PROMPT >>
For each record, copy the text exactly and omit any picture it holds.
════════════════════
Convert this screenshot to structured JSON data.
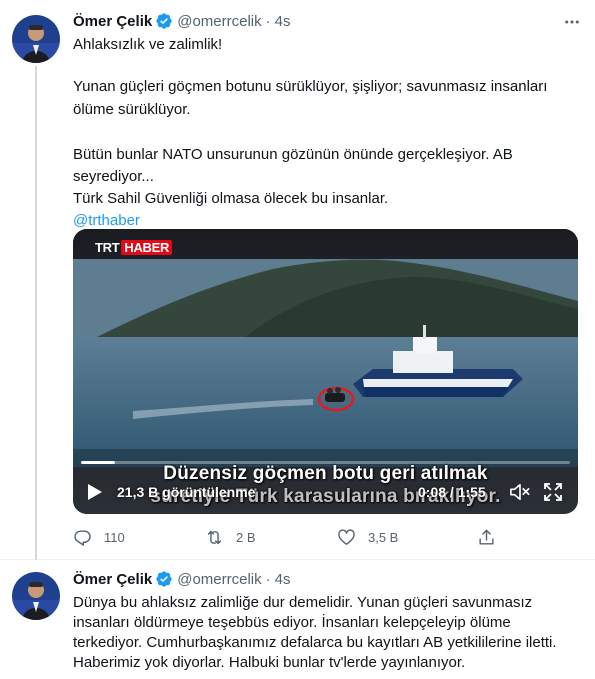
{
  "tweets": [
    {
      "author_name": "Ömer Çelik",
      "handle": "@omerrcelik",
      "dot": "·",
      "time": "4s",
      "text_lines": [
        "Ahlaksızlık ve zalimlik!",
        "",
        "Yunan güçleri göçmen botunu sürüklüyor, şişliyor; savunmasız insanları",
        "ölüme sürüklüyor.",
        "",
        "Bütün bunlar NATO unsurunun gözünün önünde gerçekleşiyor. AB",
        "seyrediyor...",
        "Türk Sahil Güvenliği olmasa ölecek bu insanlar."
      ],
      "mention": "@trthaber",
      "media": {
        "logo_trt": "TRT",
        "logo_haber": "HABER",
        "subtitle_line1": "Düzensiz göçmen botu geri atılmak",
        "subtitle_line2": "suretiyle Türk karasularına bırakılıyor.",
        "views": "21,3 B görüntülenme",
        "timecode": "0:08 / 1:55",
        "progress_fraction": 0.07
      },
      "actions": {
        "reply_count": "110",
        "retweet_count": "2 B",
        "like_count": "3,5 B"
      }
    },
    {
      "author_name": "Ömer Çelik",
      "handle": "@omerrcelik",
      "dot": "·",
      "time": "4s",
      "text_lines": [
        "Dünya bu ahlaksız zalimliğe dur demelidir. Yunan güçleri savunmasız",
        "insanları öldürmeye teşebbüs ediyor. İnsanları kelepçeleyip ölüme",
        "terkediyor. Cumhurbaşkanımız defalarca bu kayıtları AB yetkililerine iletti.",
        "Haberimiz yok diyorlar. Halbuki bunlar tv'lerde yayınlanıyor."
      ]
    }
  ],
  "colors": {
    "accent": "#1d9bf0",
    "secondary_text": "#536471",
    "trt_red": "#e30a17"
  },
  "icons": {
    "verified": "verified-badge-icon",
    "more": "more-dots-icon",
    "reply": "reply-icon",
    "retweet": "retweet-icon",
    "like": "heart-icon",
    "share": "share-icon",
    "play": "play-icon",
    "mute": "muted-speaker-icon",
    "fullscreen": "fullscreen-icon"
  }
}
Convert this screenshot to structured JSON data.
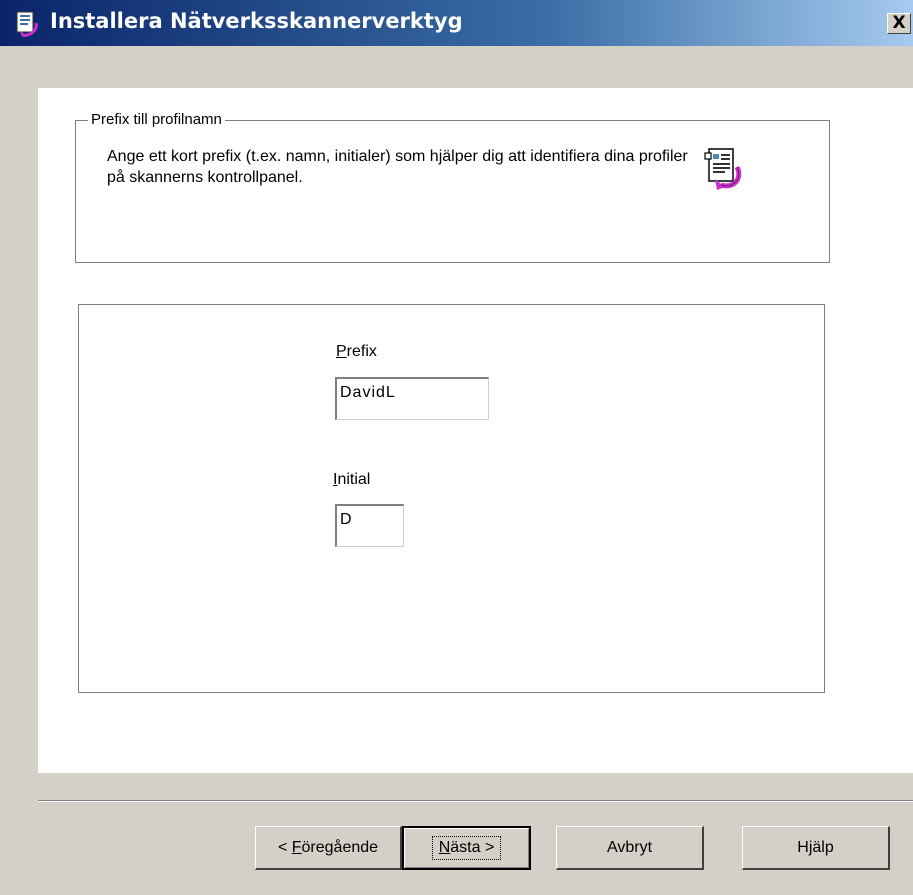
{
  "window": {
    "title": "Installera Nätverksskannerverktyg",
    "close_label": "X",
    "title_icon": "installer-icon"
  },
  "group": {
    "legend": "Prefix till profilnamn",
    "description": "Ange ett kort prefix (t.ex. namn, initialer) som hjälper dig att identifiera dina profiler på skannerns kontrollpanel.",
    "icon": "profile-document-icon"
  },
  "fields": {
    "prefix": {
      "label_mnemonic": "P",
      "label_rest": "refix",
      "value": "DavidL"
    },
    "initial": {
      "label_mnemonic": "I",
      "label_rest": "nitial",
      "value": "D"
    }
  },
  "buttons": {
    "back": {
      "prefix": "< ",
      "mnemonic": "F",
      "rest": "öregående"
    },
    "next": {
      "mnemonic": "N",
      "rest": "ästa >"
    },
    "cancel": {
      "label": "Avbryt"
    },
    "help": {
      "label": "Hjälp"
    }
  },
  "colors": {
    "titlebar_start": "#0a246a",
    "titlebar_end": "#a6caf0",
    "dialog_bg": "#d4d0c8",
    "accent_magenta": "#cc33cc"
  }
}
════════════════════
REPLY TO THE EXERCISE >>
Convert this screenshot to structured JSON data.
{
  "tweets": [
    {
      "author_name": "Ömer Çelik",
      "handle": "@omerrcelik",
      "dot": "·",
      "time": "4s",
      "text_lines": [
        "Ahlaksızlık ve zalimlik!",
        "",
        "Yunan güçleri göçmen botunu sürüklüyor, şişliyor; savunmasız insanları",
        "ölüme sürüklüyor.",
        "",
        "Bütün bunlar NATO unsurunun gözünün önünde gerçekleşiyor. AB",
        "seyrediyor...",
        "Türk Sahil Güvenliği olmasa ölecek bu insanlar."
      ],
      "mention": "@trthaber",
      "media": {
        "logo_trt": "TRT",
        "logo_haber": "HABER",
        "subtitle_line1": "Düzensiz göçmen botu geri atılmak",
        "subtitle_line2": "suretiyle Türk karasularına bırakılıyor.",
        "views": "21,3 B görüntülenme",
        "timecode": "0:08 / 1:55",
        "progress_fraction": 0.07
      },
      "actions": {
        "reply_count": "110",
        "retweet_count": "2 B",
        "like_count": "3,5 B"
      }
    },
    {
      "author_name": "Ömer Çelik",
      "handle": "@omerrcelik",
      "dot": "·",
      "time": "4s",
      "text_lines": [
        "Dünya bu ahlaksız zalimliğe dur demelidir. Yunan güçleri savunmasız",
        "insanları öldürmeye teşebbüs ediyor. İnsanları kelepçeleyip ölüme",
        "terkediyor. Cumhurbaşkanımız defalarca bu kayıtları AB yetkililerine iletti.",
        "Haberimiz yok diyorlar. Halbuki bunlar tv'lerde yayınlanıyor."
      ]
    }
  ],
  "colors": {
    "accent": "#1d9bf0",
    "secondary_text": "#536471",
    "trt_red": "#e30a17"
  },
  "icons": {
    "verified": "verified-badge-icon",
    "more": "more-dots-icon",
    "reply": "reply-icon",
    "retweet": "retweet-icon",
    "like": "heart-icon",
    "share": "share-icon",
    "play": "play-icon",
    "mute": "muted-speaker-icon",
    "fullscreen": "fullscreen-icon"
  }
}
Convert this screenshot to structured JSON data.
{
  "window": {
    "title": "Installera Nätverksskannerverktyg",
    "close_label": "X",
    "title_icon": "installer-icon"
  },
  "group": {
    "legend": "Prefix till profilnamn",
    "description": "Ange ett kort prefix (t.ex. namn, initialer) som hjälper dig att identifiera dina profiler på skannerns kontrollpanel.",
    "icon": "profile-document-icon"
  },
  "fields": {
    "prefix": {
      "label_mnemonic": "P",
      "label_rest": "refix",
      "value": "DavidL"
    },
    "initial": {
      "label_mnemonic": "I",
      "label_rest": "nitial",
      "value": "D"
    }
  },
  "buttons": {
    "back": {
      "prefix": "< ",
      "mnemonic": "F",
      "rest": "öregående"
    },
    "next": {
      "mnemonic": "N",
      "rest": "ästa >"
    },
    "cancel": {
      "label": "Avbryt"
    },
    "help": {
      "label": "Hjälp"
    }
  },
  "colors": {
    "titlebar_start": "#0a246a",
    "titlebar_end": "#a6caf0",
    "dialog_bg": "#d4d0c8",
    "accent_magenta": "#cc33cc"
  }
}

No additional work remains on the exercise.